What are you teaching your children about responding when they hear gunshots or a series of loud bangs or screams from another classroom or the corridor?
You perhaps remember being young. Many years ago in youth church, our pastor offered a dollar to the first one of us who would stand up, walk down the aisle in front of all the other young people and take it … a dollar being a great deal of money then. For the longest time, not one of us moved, despite the minister’s urging. At last, someone walked forward and took the money.
I think the minister was trying to teach us that it was not necessary to “follow the crowd.” That sometimes we had to stand out, make our own way, choose our own path. It was a valuable lesson, lost perhaps until we cornered the child brave enough to stand out and discovered that it was indeed real. Unfortunately, that person wasn’t me. I froze on the pew, fearing to trust, afraid to become the butt of a joke, afraid to be noticed in any way by my young peers.
This reaction is common among all people, not just the young, though the call of the herd is very powerful as a person grows up. So as you send your children off to school or out into life, how do you teach them to think? How do you teach that it is okay to be a social individual and yet the first person to stand up and take action?
They hear shouting in the corridor, perhaps a series of pops or dull thuds, they will look around. They will wait, pause, hesitate. What is everyone else doing? What if, instead, they jumped up to close and lock the door … and became the laughing stock of the class or the office? How would they ever live with the smirks, the jabs, the ridicule? What if it’s just the janitor or a birthday party down the hall…?

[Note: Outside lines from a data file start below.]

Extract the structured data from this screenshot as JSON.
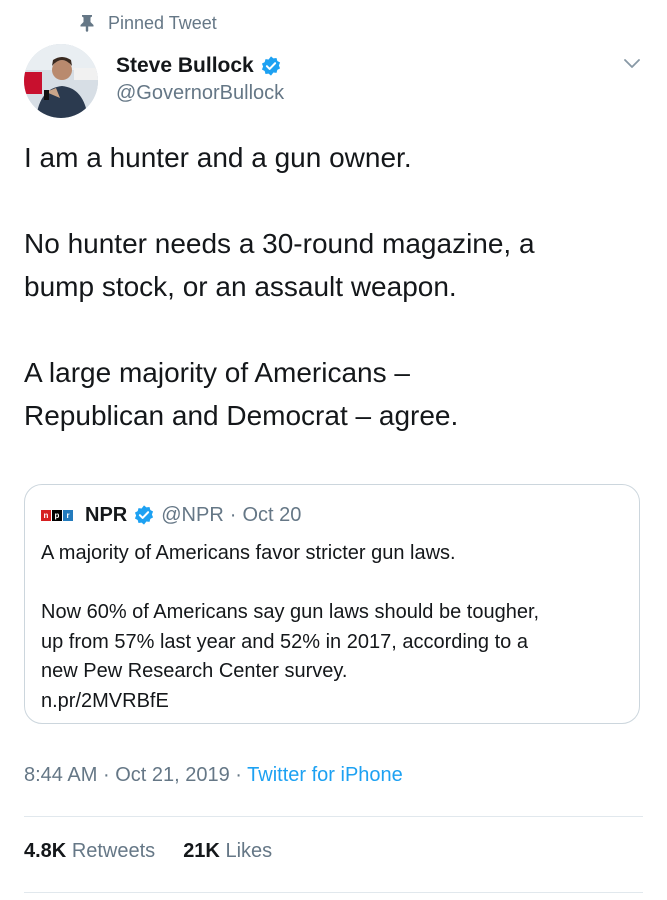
{
  "pinned": {
    "label": "Pinned Tweet",
    "icon": "pin-icon"
  },
  "author": {
    "name": "Steve Bullock",
    "handle": "@GovernorBullock",
    "verified": true
  },
  "tweet": {
    "paragraphs": [
      [
        "I am a hunter and a gun owner."
      ],
      [
        "No hunter needs a 30-round magazine, a",
        "bump stock, or an assault weapon."
      ],
      [
        "A large majority of Americans –",
        "Republican and Democrat – agree."
      ]
    ]
  },
  "quote": {
    "name": "NPR",
    "handle": "@NPR",
    "separator": "·",
    "date": "Oct 20",
    "logo_letters": [
      "n",
      "p",
      "r"
    ],
    "paragraphs": [
      [
        "A majority of Americans favor stricter gun laws."
      ],
      [
        "Now 60% of Americans say gun laws should be tougher,",
        "up from 57% last year and 52% in 2017, according to a",
        "new Pew Research Center survey.",
        "n.pr/2MVRBfE"
      ]
    ]
  },
  "meta": {
    "time": "8:44 AM",
    "separator": "·",
    "date": "Oct 21, 2019",
    "source": "Twitter for iPhone"
  },
  "stats": {
    "retweets_count": "4.8K",
    "retweets_label": "Retweets",
    "likes_count": "21K",
    "likes_label": "Likes"
  },
  "colors": {
    "accent": "#1da1f2",
    "secondary_text": "#657786",
    "border": "#ccd6dd"
  }
}
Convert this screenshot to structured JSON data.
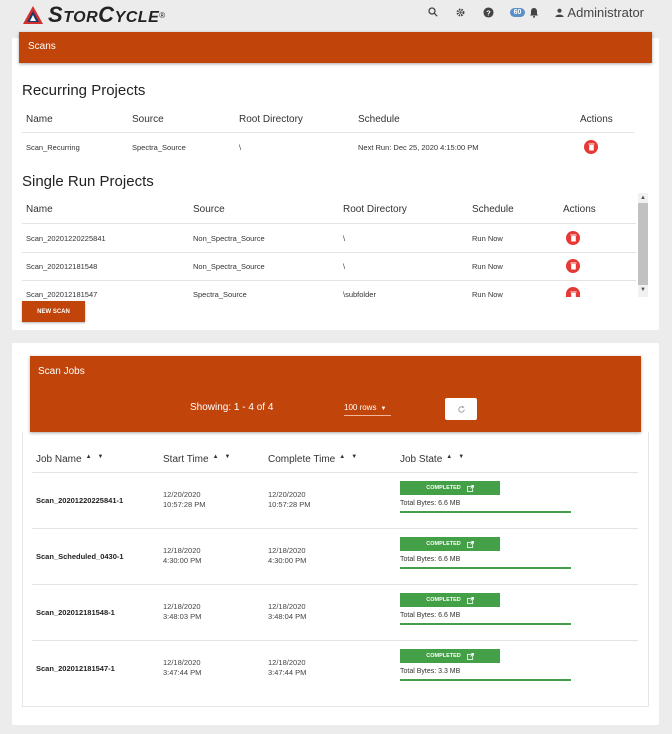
{
  "app": {
    "logo_text_big": "S",
    "logo_text_rest": "TOR",
    "logo_text_big2": "C",
    "logo_text_rest2": "YCLE",
    "logo_reg": "®"
  },
  "topbar": {
    "badge": "60",
    "user": "Administrator"
  },
  "icons": {
    "search": "search-icon",
    "settings": "gear-icon",
    "help": "help-icon",
    "notifications": "bell-icon",
    "user": "person-icon"
  },
  "colors": {
    "accent": "#c1440a",
    "delete": "#e53935",
    "completed": "#43a047"
  },
  "scans": {
    "title": "Scans",
    "recurring": {
      "heading": "Recurring Projects",
      "columns": [
        "Name",
        "Source",
        "Root Directory",
        "Schedule",
        "Actions"
      ],
      "rows": [
        {
          "name": "Scan_Recurring",
          "source": "Spectra_Source",
          "root": "\\",
          "schedule": "Next Run: Dec 25, 2020 4:15:00 PM"
        }
      ]
    },
    "single": {
      "heading": "Single Run Projects",
      "columns": [
        "Name",
        "Source",
        "Root Directory",
        "Schedule",
        "Actions"
      ],
      "rows": [
        {
          "name": "Scan_20201220225841",
          "source": "Non_Spectra_Source",
          "root": "\\",
          "schedule": "Run Now"
        },
        {
          "name": "Scan_202012181548",
          "source": "Non_Spectra_Source",
          "root": "\\",
          "schedule": "Run Now"
        },
        {
          "name": "Scan_202012181547",
          "source": "Spectra_Source",
          "root": "\\subfolder",
          "schedule": "Run Now"
        }
      ]
    },
    "new_scan_label": "NEW SCAN"
  },
  "jobs": {
    "title": "Scan Jobs",
    "showing": "Showing: 1 - 4 of 4",
    "rows_select": "100 rows",
    "refresh_icon": "refresh-icon",
    "columns": [
      "Job Name",
      "Start Time",
      "Complete Time",
      "Job State"
    ],
    "rows": [
      {
        "name": "Scan_20201220225841-1",
        "start_date": "12/20/2020",
        "start_time": "10:57:28 PM",
        "complete_date": "12/20/2020",
        "complete_time": "10:57:28 PM",
        "state": "COMPLETED",
        "bytes": "Total Bytes: 6.6 MB",
        "progress": 1.0
      },
      {
        "name": "Scan_Scheduled_0430-1",
        "start_date": "12/18/2020",
        "start_time": "4:30:00 PM",
        "complete_date": "12/18/2020",
        "complete_time": "4:30:00 PM",
        "state": "COMPLETED",
        "bytes": "Total Bytes: 6.6 MB",
        "progress": 1.0
      },
      {
        "name": "Scan_202012181548-1",
        "start_date": "12/18/2020",
        "start_time": "3:48:03 PM",
        "complete_date": "12/18/2020",
        "complete_time": "3:48:04 PM",
        "state": "COMPLETED",
        "bytes": "Total Bytes: 6.6 MB",
        "progress": 1.0
      },
      {
        "name": "Scan_202012181547-1",
        "start_date": "12/18/2020",
        "start_time": "3:47:44 PM",
        "complete_date": "12/18/2020",
        "complete_time": "3:47:44 PM",
        "state": "COMPLETED",
        "bytes": "Total Bytes: 3.3 MB",
        "progress": 1.0
      }
    ]
  }
}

This response is what murderers depend on, though perhaps not consciously because school killers are not devious planners, but simply youngsters (usually) with a grudge or hurt they believe they can assuage by harming others: “If I hurt enough people, somebody will pay attention to me, help me feel better.”

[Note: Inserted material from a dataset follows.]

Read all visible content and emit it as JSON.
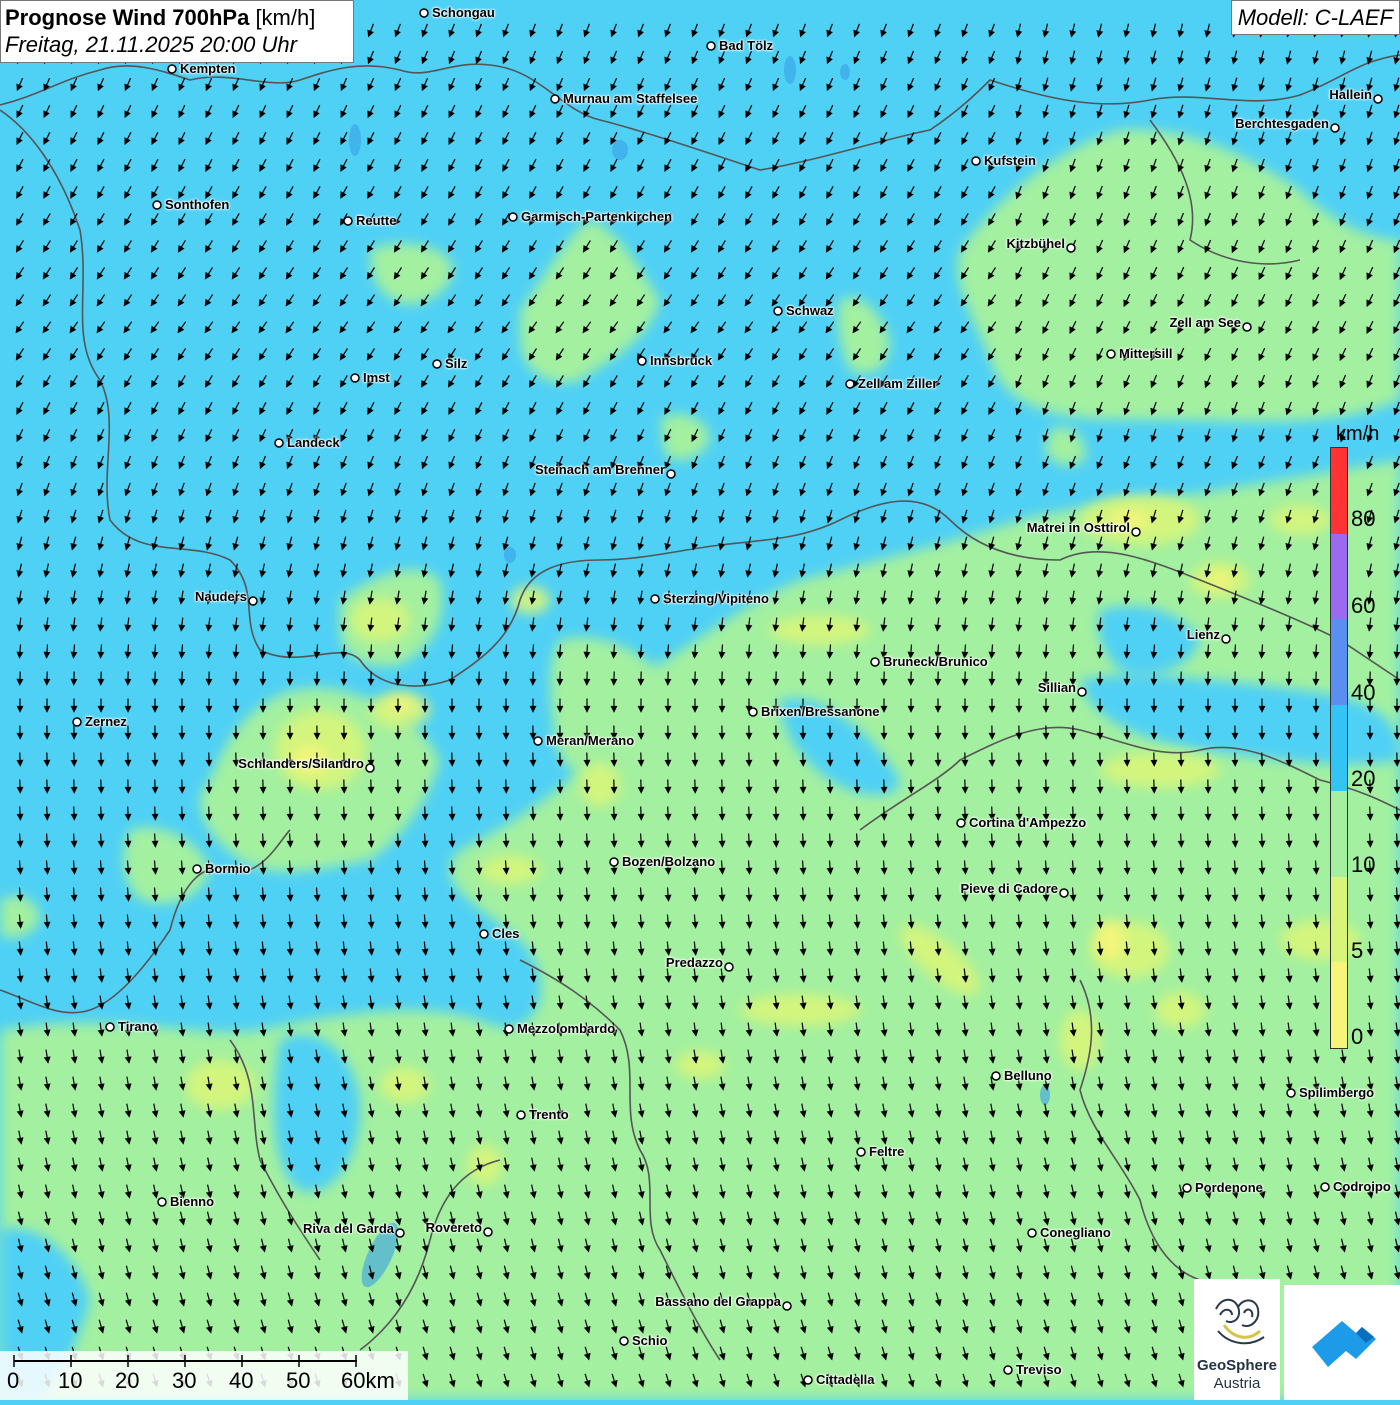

By now, 10 states have laws that allow concealed carry on college campuses; other states have laws that arm teachers. Arkansas and Georgia, for instance, are joining Texas, Colorado and others legalizing campus carry — with an exception for sporting venues.
Will you buy your youngster a firearm, get him or her into a training class? How do you teach him or her to respond appropriately, in a timely manner, rather than wait and cower with the victims? Your good example is probably the first, best step, but I was studying the new Arkansas law allowing firearms on campus and came across this information from Arkansas State University.
It being a pedantic institution like Florida State or Yale or Stanford, the college bulletin begins with an unnecessary definition: “An active shooter is an individual actively engaged in killing or attempting to kill people in a confined and other populated area. In most cases, active shooters use firearms and there is no pattern or method to their selection of victims. Active shooter situations are unpredictable and evolve quickly.”
The University moves to “What you should do.” Lock and barricade doors, silence cell phones, do not pull a fire alarm, etc. It also includes this choice directive: “Consider the safety of the masses vs. the safety of a few.” (That’s a hard one to swallow if your child lies bleeding in the corridor, waiting for help.)
How do we teach our kids to be survivors, not victims; active and even courageous in the face of terror? Do we arm them for college, knowing that firearms are not allowed in dormitories — and that a shooter can even enter a grade school? What’s the best way to get our kids to think and respond without hesitation, without being one of the sheep? What do you tell your kids?
Click here to chat with us now!